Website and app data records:
○ ○ ○ ○
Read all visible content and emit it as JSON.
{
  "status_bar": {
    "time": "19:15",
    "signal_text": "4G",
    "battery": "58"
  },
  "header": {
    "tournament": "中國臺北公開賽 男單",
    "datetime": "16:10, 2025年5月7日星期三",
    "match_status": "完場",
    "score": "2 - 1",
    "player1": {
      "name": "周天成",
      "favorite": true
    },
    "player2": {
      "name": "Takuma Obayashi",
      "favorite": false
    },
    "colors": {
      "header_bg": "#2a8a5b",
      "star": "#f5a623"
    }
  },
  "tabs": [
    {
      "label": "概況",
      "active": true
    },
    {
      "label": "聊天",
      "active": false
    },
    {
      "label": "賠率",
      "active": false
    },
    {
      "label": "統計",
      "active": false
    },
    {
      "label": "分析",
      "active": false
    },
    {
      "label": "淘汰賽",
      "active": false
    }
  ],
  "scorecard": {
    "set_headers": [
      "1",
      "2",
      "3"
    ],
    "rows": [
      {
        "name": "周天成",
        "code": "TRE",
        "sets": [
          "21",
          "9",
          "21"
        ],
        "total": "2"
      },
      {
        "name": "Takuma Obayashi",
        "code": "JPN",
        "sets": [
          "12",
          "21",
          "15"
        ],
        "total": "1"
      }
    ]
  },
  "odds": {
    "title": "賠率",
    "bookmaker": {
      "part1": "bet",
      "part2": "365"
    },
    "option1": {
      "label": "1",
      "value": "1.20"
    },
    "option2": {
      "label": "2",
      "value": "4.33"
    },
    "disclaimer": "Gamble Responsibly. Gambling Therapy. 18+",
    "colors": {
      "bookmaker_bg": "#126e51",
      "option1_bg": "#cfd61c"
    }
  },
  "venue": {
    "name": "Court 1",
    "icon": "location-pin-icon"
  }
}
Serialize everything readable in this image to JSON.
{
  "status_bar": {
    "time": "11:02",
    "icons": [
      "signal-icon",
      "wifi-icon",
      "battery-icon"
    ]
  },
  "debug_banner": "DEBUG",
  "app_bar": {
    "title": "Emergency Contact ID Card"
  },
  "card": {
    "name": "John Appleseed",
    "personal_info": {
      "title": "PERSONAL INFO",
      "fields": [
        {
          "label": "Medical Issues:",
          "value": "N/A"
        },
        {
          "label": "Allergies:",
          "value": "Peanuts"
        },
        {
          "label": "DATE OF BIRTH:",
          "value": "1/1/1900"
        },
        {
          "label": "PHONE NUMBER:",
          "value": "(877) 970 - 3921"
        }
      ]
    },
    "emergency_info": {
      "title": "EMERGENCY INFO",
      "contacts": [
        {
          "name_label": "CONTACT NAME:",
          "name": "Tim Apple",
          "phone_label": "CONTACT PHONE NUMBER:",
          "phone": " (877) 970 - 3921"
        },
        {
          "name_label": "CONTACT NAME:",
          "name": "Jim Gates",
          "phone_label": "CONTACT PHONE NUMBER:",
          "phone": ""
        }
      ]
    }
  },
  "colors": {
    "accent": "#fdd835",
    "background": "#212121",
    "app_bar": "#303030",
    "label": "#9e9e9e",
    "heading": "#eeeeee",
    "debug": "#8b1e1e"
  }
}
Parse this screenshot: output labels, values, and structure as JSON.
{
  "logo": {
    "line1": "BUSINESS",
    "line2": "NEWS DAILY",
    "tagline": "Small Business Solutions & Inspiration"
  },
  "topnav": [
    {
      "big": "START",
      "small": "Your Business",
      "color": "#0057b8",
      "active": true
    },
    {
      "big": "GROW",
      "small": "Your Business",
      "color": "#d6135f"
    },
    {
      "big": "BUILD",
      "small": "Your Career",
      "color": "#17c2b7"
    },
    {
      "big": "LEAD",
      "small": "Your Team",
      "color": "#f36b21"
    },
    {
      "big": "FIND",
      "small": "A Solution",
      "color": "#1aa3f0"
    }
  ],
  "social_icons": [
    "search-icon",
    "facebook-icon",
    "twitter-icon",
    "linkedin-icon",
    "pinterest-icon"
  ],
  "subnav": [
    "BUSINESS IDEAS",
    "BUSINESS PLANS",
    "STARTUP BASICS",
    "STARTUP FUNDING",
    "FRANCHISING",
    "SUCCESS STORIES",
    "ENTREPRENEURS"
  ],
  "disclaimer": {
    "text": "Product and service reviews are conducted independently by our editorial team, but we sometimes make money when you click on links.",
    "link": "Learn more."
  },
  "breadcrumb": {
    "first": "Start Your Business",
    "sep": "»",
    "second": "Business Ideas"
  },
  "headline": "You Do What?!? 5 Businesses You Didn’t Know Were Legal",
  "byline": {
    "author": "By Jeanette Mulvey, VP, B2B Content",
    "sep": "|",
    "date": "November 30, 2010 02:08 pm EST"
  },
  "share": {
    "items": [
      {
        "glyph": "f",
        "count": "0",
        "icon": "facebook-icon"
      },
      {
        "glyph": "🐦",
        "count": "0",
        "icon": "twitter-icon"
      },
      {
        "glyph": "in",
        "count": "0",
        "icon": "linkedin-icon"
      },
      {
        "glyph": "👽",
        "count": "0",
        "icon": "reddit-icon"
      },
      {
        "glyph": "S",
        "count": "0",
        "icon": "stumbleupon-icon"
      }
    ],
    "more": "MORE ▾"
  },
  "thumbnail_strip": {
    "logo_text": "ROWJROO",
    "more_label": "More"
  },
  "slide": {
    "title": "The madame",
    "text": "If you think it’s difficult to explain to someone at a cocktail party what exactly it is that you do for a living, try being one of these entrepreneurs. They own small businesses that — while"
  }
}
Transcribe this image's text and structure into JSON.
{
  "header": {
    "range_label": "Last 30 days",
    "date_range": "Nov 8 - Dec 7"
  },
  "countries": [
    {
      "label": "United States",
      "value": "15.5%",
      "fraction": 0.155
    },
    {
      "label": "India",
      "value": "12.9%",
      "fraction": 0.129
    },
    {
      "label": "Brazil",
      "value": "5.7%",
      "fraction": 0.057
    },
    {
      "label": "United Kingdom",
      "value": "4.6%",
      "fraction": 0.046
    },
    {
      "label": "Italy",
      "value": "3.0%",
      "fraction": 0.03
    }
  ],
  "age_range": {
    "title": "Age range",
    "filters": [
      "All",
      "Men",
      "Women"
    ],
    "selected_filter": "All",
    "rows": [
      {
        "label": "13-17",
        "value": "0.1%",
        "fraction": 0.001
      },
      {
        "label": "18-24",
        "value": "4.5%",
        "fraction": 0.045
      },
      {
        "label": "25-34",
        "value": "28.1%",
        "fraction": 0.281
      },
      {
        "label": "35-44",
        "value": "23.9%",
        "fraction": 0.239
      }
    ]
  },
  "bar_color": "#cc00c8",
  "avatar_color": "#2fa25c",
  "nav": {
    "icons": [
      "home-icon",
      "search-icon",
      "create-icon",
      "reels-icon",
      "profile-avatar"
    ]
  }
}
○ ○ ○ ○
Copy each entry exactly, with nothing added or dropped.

» WRITTEN SOLUTION
Read all visible content and emit it as JSON.
{
  "status_bar": {
    "time": "19:15",
    "signal_text": "4G",
    "battery": "58"
  },
  "header": {
    "tournament": "中國臺北公開賽 男單",
    "datetime": "16:10, 2025年5月7日星期三",
    "match_status": "完場",
    "score": "2 - 1",
    "player1": {
      "name": "周天成",
      "favorite": true
    },
    "player2": {
      "name": "Takuma Obayashi",
      "favorite": false
    },
    "colors": {
      "header_bg": "#2a8a5b",
      "star": "#f5a623"
    }
  },
  "tabs": [
    {
      "label": "概況",
      "active": true
    },
    {
      "label": "聊天",
      "active": false
    },
    {
      "label": "賠率",
      "active": false
    },
    {
      "label": "統計",
      "active": false
    },
    {
      "label": "分析",
      "active": false
    },
    {
      "label": "淘汰賽",
      "active": false
    }
  ],
  "scorecard": {
    "set_headers": [
      "1",
      "2",
      "3"
    ],
    "rows": [
      {
        "name": "周天成",
        "code": "TRE",
        "sets": [
          "21",
          "9",
          "21"
        ],
        "total": "2"
      },
      {
        "name": "Takuma Obayashi",
        "code": "JPN",
        "sets": [
          "12",
          "21",
          "15"
        ],
        "total": "1"
      }
    ]
  },
  "odds": {
    "title": "賠率",
    "bookmaker": {
      "part1": "bet",
      "part2": "365"
    },
    "option1": {
      "label": "1",
      "value": "1.20"
    },
    "option2": {
      "label": "2",
      "value": "4.33"
    },
    "disclaimer": "Gamble Responsibly. Gambling Therapy. 18+",
    "colors": {
      "bookmaker_bg": "#126e51",
      "option1_bg": "#cfd61c"
    }
  },
  "venue": {
    "name": "Court 1",
    "icon": "location-pin-icon"
  }
}
Serialize everything readable in this image to JSON.
{
  "status_bar": {
    "time": "11:02",
    "icons": [
      "signal-icon",
      "wifi-icon",
      "battery-icon"
    ]
  },
  "debug_banner": "DEBUG",
  "app_bar": {
    "title": "Emergency Contact ID Card"
  },
  "card": {
    "name": "John Appleseed",
    "personal_info": {
      "title": "PERSONAL INFO",
      "fields": [
        {
          "label": "Medical Issues:",
          "value": "N/A"
        },
        {
          "label": "Allergies:",
          "value": "Peanuts"
        },
        {
          "label": "DATE OF BIRTH:",
          "value": "1/1/1900"
        },
        {
          "label": "PHONE NUMBER:",
          "value": "(877) 970 - 3921"
        }
      ]
    },
    "emergency_info": {
      "title": "EMERGENCY INFO",
      "contacts": [
        {
          "name_label": "CONTACT NAME:",
          "name": "Tim Apple",
          "phone_label": "CONTACT PHONE NUMBER:",
          "phone": " (877) 970 - 3921"
        },
        {
          "name_label": "CONTACT NAME:",
          "name": "Jim Gates",
          "phone_label": "CONTACT PHONE NUMBER:",
          "phone": ""
        }
      ]
    }
  },
  "colors": {
    "accent": "#fdd835",
    "background": "#212121",
    "app_bar": "#303030",
    "label": "#9e9e9e",
    "heading": "#eeeeee",
    "debug": "#8b1e1e"
  }
}
Parse this screenshot: output labels, values, and structure as JSON.
{
  "logo": {
    "line1": "BUSINESS",
    "line2": "NEWS DAILY",
    "tagline": "Small Business Solutions & Inspiration"
  },
  "topnav": [
    {
      "big": "START",
      "small": "Your Business",
      "color": "#0057b8",
      "active": true
    },
    {
      "big": "GROW",
      "small": "Your Business",
      "color": "#d6135f"
    },
    {
      "big": "BUILD",
      "small": "Your Career",
      "color": "#17c2b7"
    },
    {
      "big": "LEAD",
      "small": "Your Team",
      "color": "#f36b21"
    },
    {
      "big": "FIND",
      "small": "A Solution",
      "color": "#1aa3f0"
    }
  ],
  "social_icons": [
    "search-icon",
    "facebook-icon",
    "twitter-icon",
    "linkedin-icon",
    "pinterest-icon"
  ],
  "subnav": [
    "BUSINESS IDEAS",
    "BUSINESS PLANS",
    "STARTUP BASICS",
    "STARTUP FUNDING",
    "FRANCHISING",
    "SUCCESS STORIES",
    "ENTREPRENEURS"
  ],
  "disclaimer": {
    "text": "Product and service reviews are conducted independently by our editorial team, but we sometimes make money when you click on links.",
    "link": "Learn more."
  },
  "breadcrumb": {
    "first": "Start Your Business",
    "sep": "»",
    "second": "Business Ideas"
  },
  "headline": "You Do What?!? 5 Businesses You Didn’t Know Were Legal",
  "byline": {
    "author": "By Jeanette Mulvey, VP, B2B Content",
    "sep": "|",
    "date": "November 30, 2010 02:08 pm EST"
  },
  "share": {
    "items": [
      {
        "glyph": "f",
        "count": "0",
        "icon": "facebook-icon"
      },
      {
        "glyph": "🐦",
        "count": "0",
        "icon": "twitter-icon"
      },
      {
        "glyph": "in",
        "count": "0",
        "icon": "linkedin-icon"
      },
      {
        "glyph": "👽",
        "count": "0",
        "icon": "reddit-icon"
      },
      {
        "glyph": "S",
        "count": "0",
        "icon": "stumbleupon-icon"
      }
    ],
    "more": "MORE ▾"
  },
  "thumbnail_strip": {
    "logo_text": "ROWJROO",
    "more_label": "More"
  },
  "slide": {
    "title": "The madame",
    "text": "If you think it’s difficult to explain to someone at a cocktail party what exactly it is that you do for a living, try being one of these entrepreneurs. They own small businesses that — while"
  }
}
Transcribe this image's text and structure into JSON.
{
  "header": {
    "range_label": "Last 30 days",
    "date_range": "Nov 8 - Dec 7"
  },
  "countries": [
    {
      "label": "United States",
      "value": "15.5%",
      "fraction": 0.155
    },
    {
      "label": "India",
      "value": "12.9%",
      "fraction": 0.129
    },
    {
      "label": "Brazil",
      "value": "5.7%",
      "fraction": 0.057
    },
    {
      "label": "United Kingdom",
      "value": "4.6%",
      "fraction": 0.046
    },
    {
      "label": "Italy",
      "value": "3.0%",
      "fraction": 0.03
    }
  ],
  "age_range": {
    "title": "Age range",
    "filters": [
      "All",
      "Men",
      "Women"
    ],
    "selected_filter": "All",
    "rows": [
      {
        "label": "13-17",
        "value": "0.1%",
        "fraction": 0.001
      },
      {
        "label": "18-24",
        "value": "4.5%",
        "fraction": 0.045
      },
      {
        "label": "25-34",
        "value": "28.1%",
        "fraction": 0.281
      },
      {
        "label": "35-44",
        "value": "23.9%",
        "fraction": 0.239
      }
    ]
  },
  "bar_color": "#cc00c8",
  "avatar_color": "#2fa25c",
  "nav": {
    "icons": [
      "home-icon",
      "search-icon",
      "create-icon",
      "reels-icon",
      "profile-avatar"
    ]
  }
}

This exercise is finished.